START Given data

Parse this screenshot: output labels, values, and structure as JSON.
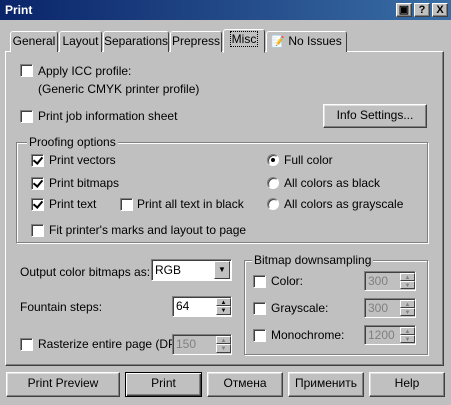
{
  "window": {
    "title": "Print"
  },
  "title_buttons": {
    "help_glyph": "?",
    "close_glyph": "X"
  },
  "tabs": [
    {
      "label": "General"
    },
    {
      "label": "Layout"
    },
    {
      "label": "Separations"
    },
    {
      "label": "Prepress"
    },
    {
      "label": "Misc"
    },
    {
      "label": "No Issues"
    }
  ],
  "misc": {
    "apply_icc_label": "Apply ICC profile:",
    "icc_profile_name": "(Generic CMYK printer profile)",
    "print_job_info_label": "Print job information sheet",
    "info_settings_button": "Info Settings...",
    "proofing": {
      "title": "Proofing options",
      "print_vectors": "Print vectors",
      "print_bitmaps": "Print bitmaps",
      "print_text": "Print text",
      "print_all_text_black": "Print all text in black",
      "full_color": "Full color",
      "all_colors_black": "All colors as black",
      "all_colors_grayscale": "All colors as grayscale",
      "fit_marks": "Fit printer's marks and layout to page"
    },
    "output_color_label": "Output color bitmaps as:",
    "output_color_value": "RGB",
    "fountain_steps_label": "Fountain steps:",
    "fountain_steps_value": "64",
    "rasterize_label": "Rasterize entire page (DPI):",
    "rasterize_value": "150",
    "downsampling": {
      "title": "Bitmap downsampling",
      "color_label": "Color:",
      "color_value": "300",
      "grayscale_label": "Grayscale:",
      "grayscale_value": "300",
      "monochrome_label": "Monochrome:",
      "monochrome_value": "1200"
    }
  },
  "buttons": {
    "print_preview": "Print Preview",
    "print": "Print",
    "cancel": "Отмена",
    "apply": "Применить",
    "help": "Help"
  }
}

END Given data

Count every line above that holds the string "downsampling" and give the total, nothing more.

Answer section: 2